The American suburbs built since World War II have many deficiencies, not the least of which are expensive, fiscally unsustainable infrastructure and a proclivity toward traffic congestion. But the greatest drawback of all gets the least attention: the poverty of the public realm. Outside of shopping malls, there really is no public realm in the post-World War II suburbs. Streets are not designed for walking. There are no plazas. Parks are accessibly mainly by automobile. The only gathering places are found indoors — libraries, churches, fitness clubs and the like.
But tastes are changing, and a new generation of real estate developers understands that creating quality public spaces — particularly streets, sidewalks and parks — allows them to charge premium prices for their buildings. The key insight they have grasped is that humans are social creatures. Yes, people like their privacy of their homes, but they also enjoy being around other people. They like to walk. They like to watch other people. They like gathering in groups.
Developers in the Richmond region have gotten the message that there is a large unmet demand for “walkable urbanism,” places that make it easy, even delightful, for people to walk around. Walkability goes deeper than the utilitarian function of allowing people to substitute walk trips for car trips, thus reducing traffic congestion. People like walkability because it facilitates social interaction. Sadly, most efforts to build walkable communities in the Richmond suburbs have been underwhelming.
That’s why I’m paying close attention to the development of Libbie Mill-Midtown in Henrico County. Gumenick Properties may be paying keener attention to the quality of the public spaces they’re building in the 800-acre, $434 million project than has any other suburban developer in the history of the Richmond region. As a sign of how seriously Gumenick takes the public realm, the company has engaged the Project for Public Spaces, a non-profit organization launched by William Whyte, the pioneer who first studied the sociology of small public spaces from a scientific perspective.
Little of what Gumenick is doing is new — it’s just been forgotten. Company spokesman Ed Crews describes the project as “retro.” Libbie Mill-Midtown seeks to create “what the urban environment was a century ago,” before counties outlawed mixed-use zoning and developers designed communities largely around the car.
As I explained in a recent post (see “The Invisible Parking Garage“), Gumenick is building a pedestrian-friendly community. The mixed-use project is laid out in a street grid with wide sidewalks.
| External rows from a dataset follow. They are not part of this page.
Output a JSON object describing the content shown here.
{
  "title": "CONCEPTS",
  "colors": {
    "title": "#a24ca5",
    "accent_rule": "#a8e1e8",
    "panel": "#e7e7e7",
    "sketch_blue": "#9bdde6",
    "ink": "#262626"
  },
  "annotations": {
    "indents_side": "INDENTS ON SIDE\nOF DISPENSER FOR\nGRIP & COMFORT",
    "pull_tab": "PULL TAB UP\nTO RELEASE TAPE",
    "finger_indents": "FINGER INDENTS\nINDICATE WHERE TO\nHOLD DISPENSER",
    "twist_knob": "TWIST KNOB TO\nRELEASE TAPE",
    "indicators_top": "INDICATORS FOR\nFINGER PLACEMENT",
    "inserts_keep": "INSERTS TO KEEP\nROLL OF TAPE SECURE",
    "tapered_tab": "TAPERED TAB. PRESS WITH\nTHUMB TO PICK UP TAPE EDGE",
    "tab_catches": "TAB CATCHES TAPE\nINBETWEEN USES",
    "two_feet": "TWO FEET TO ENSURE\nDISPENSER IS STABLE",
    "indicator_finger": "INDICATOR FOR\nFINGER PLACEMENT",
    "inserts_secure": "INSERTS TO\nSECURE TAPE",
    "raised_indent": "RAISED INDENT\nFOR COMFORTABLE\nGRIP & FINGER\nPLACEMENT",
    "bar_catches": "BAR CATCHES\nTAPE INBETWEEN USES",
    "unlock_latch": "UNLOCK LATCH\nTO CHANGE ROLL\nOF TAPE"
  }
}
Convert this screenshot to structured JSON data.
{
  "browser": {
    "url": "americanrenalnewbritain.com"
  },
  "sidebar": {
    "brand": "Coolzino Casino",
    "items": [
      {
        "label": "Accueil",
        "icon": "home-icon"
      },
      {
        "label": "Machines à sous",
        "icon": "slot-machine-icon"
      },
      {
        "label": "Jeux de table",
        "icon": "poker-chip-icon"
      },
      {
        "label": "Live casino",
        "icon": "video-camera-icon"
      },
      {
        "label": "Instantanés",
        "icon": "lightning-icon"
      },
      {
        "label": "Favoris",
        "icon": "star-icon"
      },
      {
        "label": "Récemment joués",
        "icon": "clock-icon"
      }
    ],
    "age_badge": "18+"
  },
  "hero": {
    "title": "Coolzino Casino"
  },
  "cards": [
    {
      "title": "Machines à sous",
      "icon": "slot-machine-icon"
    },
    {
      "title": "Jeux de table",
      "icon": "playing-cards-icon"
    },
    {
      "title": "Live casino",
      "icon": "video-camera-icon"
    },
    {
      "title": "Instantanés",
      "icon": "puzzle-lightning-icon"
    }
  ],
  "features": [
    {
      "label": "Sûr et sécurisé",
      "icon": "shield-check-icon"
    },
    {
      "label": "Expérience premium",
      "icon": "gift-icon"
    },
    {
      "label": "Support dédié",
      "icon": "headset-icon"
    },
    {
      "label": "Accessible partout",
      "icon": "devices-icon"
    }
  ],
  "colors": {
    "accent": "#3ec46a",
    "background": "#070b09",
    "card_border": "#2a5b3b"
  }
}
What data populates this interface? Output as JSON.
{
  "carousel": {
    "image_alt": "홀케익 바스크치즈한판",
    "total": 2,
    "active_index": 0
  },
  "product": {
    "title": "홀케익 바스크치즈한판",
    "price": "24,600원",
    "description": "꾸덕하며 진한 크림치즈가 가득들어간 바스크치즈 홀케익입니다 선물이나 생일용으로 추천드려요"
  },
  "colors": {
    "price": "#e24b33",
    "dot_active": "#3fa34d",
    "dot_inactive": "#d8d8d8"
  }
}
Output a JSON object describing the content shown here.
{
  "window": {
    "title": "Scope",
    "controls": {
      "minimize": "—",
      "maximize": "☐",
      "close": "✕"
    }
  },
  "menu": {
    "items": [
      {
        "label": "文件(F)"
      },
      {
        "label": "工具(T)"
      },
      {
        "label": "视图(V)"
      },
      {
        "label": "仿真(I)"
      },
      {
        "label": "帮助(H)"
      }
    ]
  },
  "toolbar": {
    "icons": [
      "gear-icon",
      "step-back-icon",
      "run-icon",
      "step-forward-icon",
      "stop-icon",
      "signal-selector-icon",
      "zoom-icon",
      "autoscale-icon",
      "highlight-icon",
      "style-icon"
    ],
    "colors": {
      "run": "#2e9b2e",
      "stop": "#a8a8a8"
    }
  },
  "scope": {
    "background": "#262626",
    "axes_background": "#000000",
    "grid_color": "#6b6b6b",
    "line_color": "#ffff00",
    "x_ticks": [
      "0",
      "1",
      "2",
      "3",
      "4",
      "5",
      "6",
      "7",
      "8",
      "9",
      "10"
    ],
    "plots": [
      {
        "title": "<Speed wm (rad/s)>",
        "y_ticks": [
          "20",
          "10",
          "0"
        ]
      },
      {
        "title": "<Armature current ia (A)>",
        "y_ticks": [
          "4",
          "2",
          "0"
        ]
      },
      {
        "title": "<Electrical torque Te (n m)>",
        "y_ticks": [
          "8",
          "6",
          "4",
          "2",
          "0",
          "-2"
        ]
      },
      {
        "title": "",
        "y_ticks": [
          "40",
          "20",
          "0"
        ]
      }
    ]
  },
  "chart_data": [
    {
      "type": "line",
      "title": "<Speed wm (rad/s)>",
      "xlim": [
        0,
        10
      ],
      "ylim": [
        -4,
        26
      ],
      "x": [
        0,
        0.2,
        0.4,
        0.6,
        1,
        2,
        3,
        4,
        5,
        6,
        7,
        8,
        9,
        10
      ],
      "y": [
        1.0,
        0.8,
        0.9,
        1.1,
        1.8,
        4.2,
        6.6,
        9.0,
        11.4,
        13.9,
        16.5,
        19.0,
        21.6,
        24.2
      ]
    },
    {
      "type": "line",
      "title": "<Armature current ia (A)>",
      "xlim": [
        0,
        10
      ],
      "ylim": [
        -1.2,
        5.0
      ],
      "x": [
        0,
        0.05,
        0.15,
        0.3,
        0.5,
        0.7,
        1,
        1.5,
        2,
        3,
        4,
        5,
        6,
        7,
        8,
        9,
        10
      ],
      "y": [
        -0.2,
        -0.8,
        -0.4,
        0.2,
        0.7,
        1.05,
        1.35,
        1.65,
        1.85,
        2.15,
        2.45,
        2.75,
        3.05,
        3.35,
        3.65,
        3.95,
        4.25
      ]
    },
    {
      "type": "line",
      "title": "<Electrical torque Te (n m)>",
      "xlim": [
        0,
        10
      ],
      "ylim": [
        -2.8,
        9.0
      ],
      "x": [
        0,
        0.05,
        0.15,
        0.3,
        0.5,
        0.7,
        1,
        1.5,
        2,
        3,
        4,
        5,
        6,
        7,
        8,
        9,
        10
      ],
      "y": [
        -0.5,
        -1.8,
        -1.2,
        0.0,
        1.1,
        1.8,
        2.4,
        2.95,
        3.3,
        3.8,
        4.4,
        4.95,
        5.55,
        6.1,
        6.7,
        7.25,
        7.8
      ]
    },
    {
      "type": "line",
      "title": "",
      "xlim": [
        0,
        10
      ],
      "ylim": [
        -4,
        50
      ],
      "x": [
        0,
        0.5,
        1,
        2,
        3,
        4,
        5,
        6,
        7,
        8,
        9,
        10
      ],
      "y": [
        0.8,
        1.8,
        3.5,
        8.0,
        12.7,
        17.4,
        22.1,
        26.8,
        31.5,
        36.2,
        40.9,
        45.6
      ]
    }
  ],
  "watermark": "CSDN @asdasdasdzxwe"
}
Great attention is paid to defining the pedestrian street space and providing a variety of destinations within easy walking distance of apartments and town homes. Gumenick donated land for construction of a new Henrico County library, and plans call for lots of street-level space for restaurants, shops and local services.
Parking is only one dimension of the challenge. The landscape of the Richmond region is pocked with ugly sediment ponds installed to manage storm water. Occasionally, someone sticks some gazebos by them or turns them into something visually interesting like a man-made wetlands. But Gumenick is investing the resources to transform its storm water pond into the focal point of the entire development.
The rendering above is a conceptual sketch of what that lake might look like. The final design will depend upon the buildings constructed around it. But there will be trails, a fountain, plazas, an amphitheater and places where people can touch the water. One of the key insights learned from the Project for Public Spaces, says Crews, is not to fill in the public space with fixed benches and other objects. Instead, provide portable furniture that people can rearrange to accommodate the size of their small groups.
Shane Finnegan, vice president of construction, says the plaza will be built for flexibility in order to accommodate a wide range of activities. For instance, to accommodate tents for farmer’s markets and other events, the design calls for embedding hold-downs in the pavement. Alternatively, the community might bring in taco trucks and a marimba band. The programmatic element of bringing in events and concerts will be important in Libbie Mill-Midtown, as it is in downtown Richmond, Innsbrook and other areas. The difference is that in Libbie Mill, the physical space will be designed from the beginning with that programmatic element in mind.
“This won’t be built in a day,” cautions Crews. Indeed, the project is expected to take 10 years to complete, depending upon market conditions. There needs to be a critical mass of people living and working in the neighborhood for activity in the public spaces to take off.
Bacon’s bottom line: Gumenick is betting that investing in the public realm will pay off. I’d wager that the company has it right.